**WHAT IS BEING ASKED**
Return each entry word for word and skip its pictures.

Items from a data source:

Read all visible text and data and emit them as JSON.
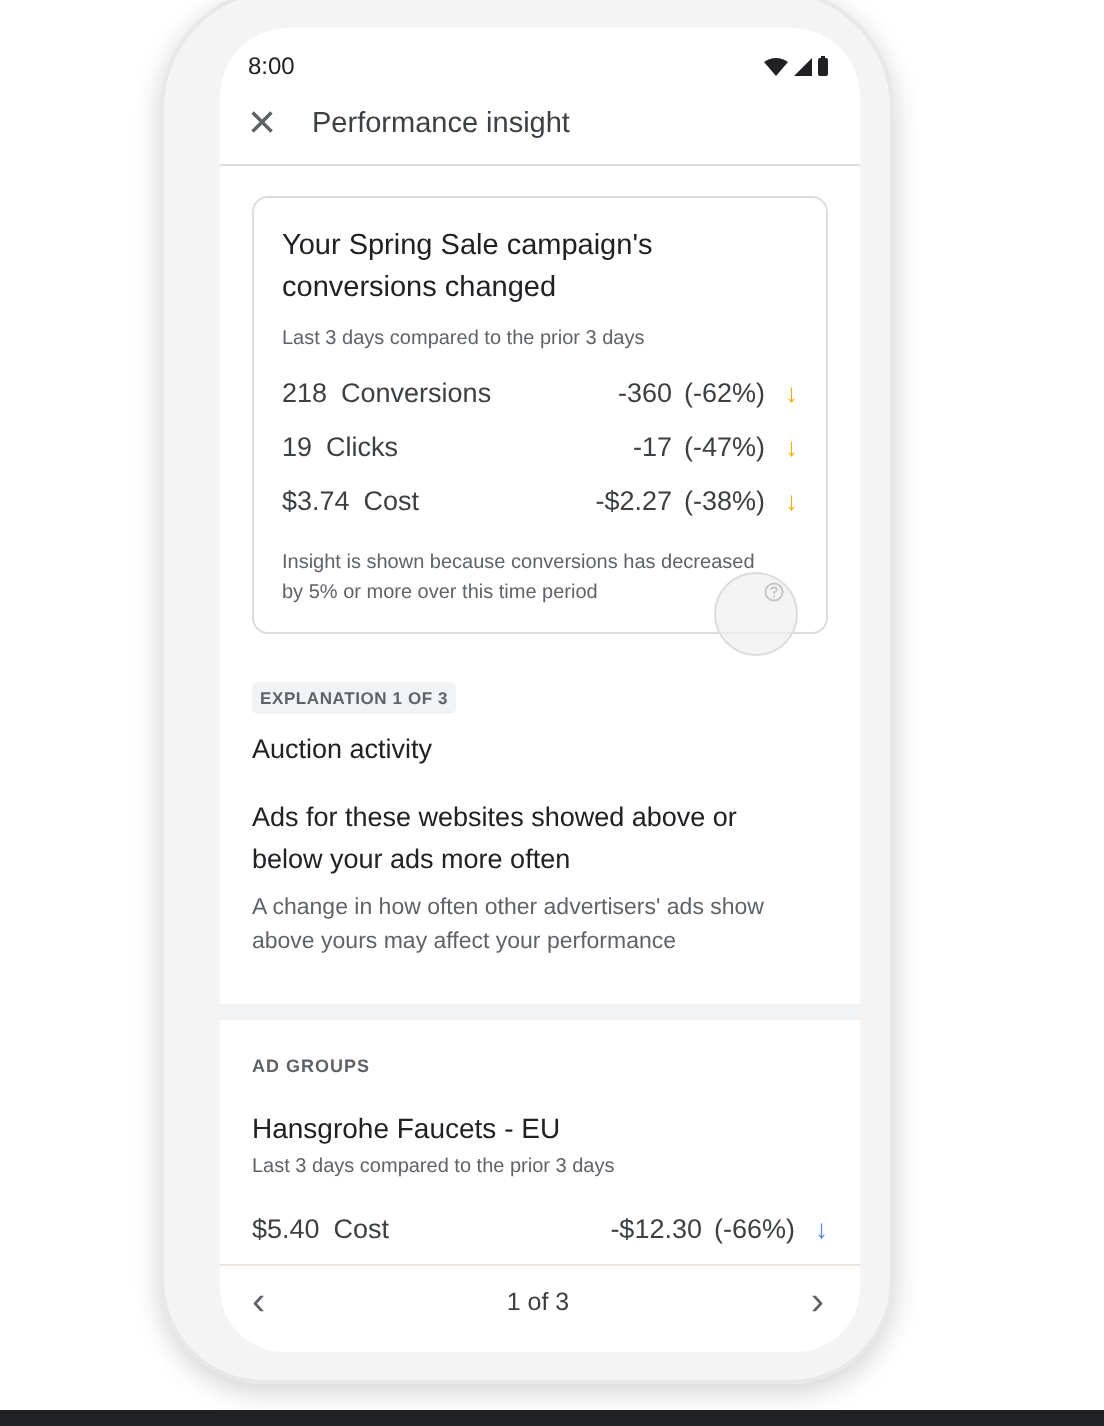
{
  "status_bar": {
    "time": "8:00"
  },
  "app_bar": {
    "close_icon": "×",
    "title": "Performance insight"
  },
  "insight_card": {
    "title": "Your Spring Sale campaign's conversions changed",
    "subtitle": "Last 3 days compared to the prior 3 days",
    "metrics": [
      {
        "value": "218",
        "label": "Conversions",
        "change": "-360",
        "percent": "(-62%)",
        "arrow": "↓",
        "color": "#f9ab00"
      },
      {
        "value": "19",
        "label": "Clicks",
        "change": "-17",
        "percent": "(-47%)",
        "arrow": "↓",
        "color": "#f9ab00"
      },
      {
        "value": "$3.74",
        "label": "Cost",
        "change": "-$2.27",
        "percent": "(-38%)",
        "arrow": "↓",
        "color": "#f9ab00"
      }
    ],
    "note": "Insight is shown because conversions has decreased by 5% or more over this time period"
  },
  "explanation": {
    "badge": "EXPLANATION 1 OF 3",
    "title": "Auction activity",
    "heading": "Ads for these websites showed above or below your ads more often",
    "body": "A change in how often other advertisers' ads show above yours may affect your performance"
  },
  "ad_groups": {
    "label": "AD GROUPS",
    "name": "Hansgrohe Faucets - EU",
    "subtitle": "Last 3 days compared to the prior 3 days",
    "metrics": [
      {
        "value": "$5.40",
        "label": "Cost",
        "change": "-$12.30",
        "percent": "(-66%)",
        "arrow": "↓",
        "color": "#4285f4"
      }
    ]
  },
  "pager": {
    "prev": "‹",
    "label": "1 of 3",
    "next": "›"
  }
}
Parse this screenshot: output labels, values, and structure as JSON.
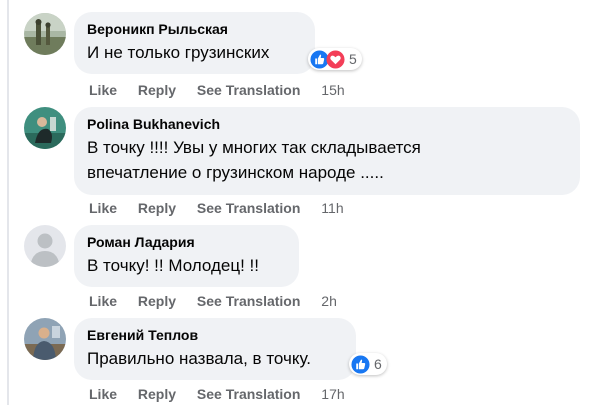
{
  "comments": [
    {
      "author": "Вероникп Рыльская",
      "text": "И не только грузинских",
      "reactions": [
        "like-icon",
        "love-icon"
      ],
      "reaction_count": "5",
      "actions": {
        "like": "Like",
        "reply": "Reply",
        "translate": "See Translation"
      },
      "time": "15h"
    },
    {
      "author": "Polina Bukhanevich",
      "text": "В точку !!!! Увы у многих так складывается\nвпечатление о грузинском народе .....",
      "actions": {
        "like": "Like",
        "reply": "Reply",
        "translate": "See Translation"
      },
      "time": "11h"
    },
    {
      "author": "Роман Ладария",
      "text": "В точку! !! Молодец! !!",
      "actions": {
        "like": "Like",
        "reply": "Reply",
        "translate": "See Translation"
      },
      "time": "2h"
    },
    {
      "author": "Евгений Теплов",
      "text": "Правильно назвала, в точку.",
      "reactions": [
        "like-icon"
      ],
      "reaction_count": "6",
      "actions": {
        "like": "Like",
        "reply": "Reply",
        "translate": "See Translation"
      },
      "time": "17h"
    }
  ],
  "colors": {
    "bubble": "#f0f2f5",
    "action_text": "#65676b",
    "like_blue": "#1877f2",
    "love_red": "#f33e58"
  }
}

**THE COMPLETED TASK**
Read all visible text and data and emit them as JSON.
{
  "status_bar": {
    "time": "8:00"
  },
  "app_bar": {
    "close_icon": "×",
    "title": "Performance insight"
  },
  "insight_card": {
    "title": "Your Spring Sale campaign's conversions changed",
    "subtitle": "Last 3 days compared to the prior 3 days",
    "metrics": [
      {
        "value": "218",
        "label": "Conversions",
        "change": "-360",
        "percent": "(-62%)",
        "arrow": "↓",
        "color": "#f9ab00"
      },
      {
        "value": "19",
        "label": "Clicks",
        "change": "-17",
        "percent": "(-47%)",
        "arrow": "↓",
        "color": "#f9ab00"
      },
      {
        "value": "$3.74",
        "label": "Cost",
        "change": "-$2.27",
        "percent": "(-38%)",
        "arrow": "↓",
        "color": "#f9ab00"
      }
    ],
    "note": "Insight is shown because conversions has decreased by 5% or more over this time period"
  },
  "explanation": {
    "badge": "EXPLANATION 1 OF 3",
    "title": "Auction activity",
    "heading": "Ads for these websites showed above or below your ads more often",
    "body": "A change in how often other advertisers' ads show above yours may affect your performance"
  },
  "ad_groups": {
    "label": "AD GROUPS",
    "name": "Hansgrohe Faucets - EU",
    "subtitle": "Last 3 days compared to the prior 3 days",
    "metrics": [
      {
        "value": "$5.40",
        "label": "Cost",
        "change": "-$12.30",
        "percent": "(-66%)",
        "arrow": "↓",
        "color": "#4285f4"
      }
    ]
  },
  "pager": {
    "prev": "‹",
    "label": "1 of 3",
    "next": "›"
  }
}
Parse this screenshot: output labels, values, and structure as JSON.
{
  "comments": [
    {
      "author": "Вероникп Рыльская",
      "text": "И не только грузинских",
      "reactions": [
        "like-icon",
        "love-icon"
      ],
      "reaction_count": "5",
      "actions": {
        "like": "Like",
        "reply": "Reply",
        "translate": "See Translation"
      },
      "time": "15h"
    },
    {
      "author": "Polina Bukhanevich",
      "text": "В точку !!!! Увы у многих так складывается\nвпечатление о грузинском народе .....",
      "actions": {
        "like": "Like",
        "reply": "Reply",
        "translate": "See Translation"
      },
      "time": "11h"
    },
    {
      "author": "Роман Ладария",
      "text": "В точку! !! Молодец! !!",
      "actions": {
        "like": "Like",
        "reply": "Reply",
        "translate": "See Translation"
      },
      "time": "2h"
    },
    {
      "author": "Евгений Теплов",
      "text": "Правильно назвала, в точку.",
      "reactions": [
        "like-icon"
      ],
      "reaction_count": "6",
      "actions": {
        "like": "Like",
        "reply": "Reply",
        "translate": "See Translation"
      },
      "time": "17h"
    }
  ],
  "colors": {
    "bubble": "#f0f2f5",
    "action_text": "#65676b",
    "like_blue": "#1877f2",
    "love_red": "#f33e58"
  }
}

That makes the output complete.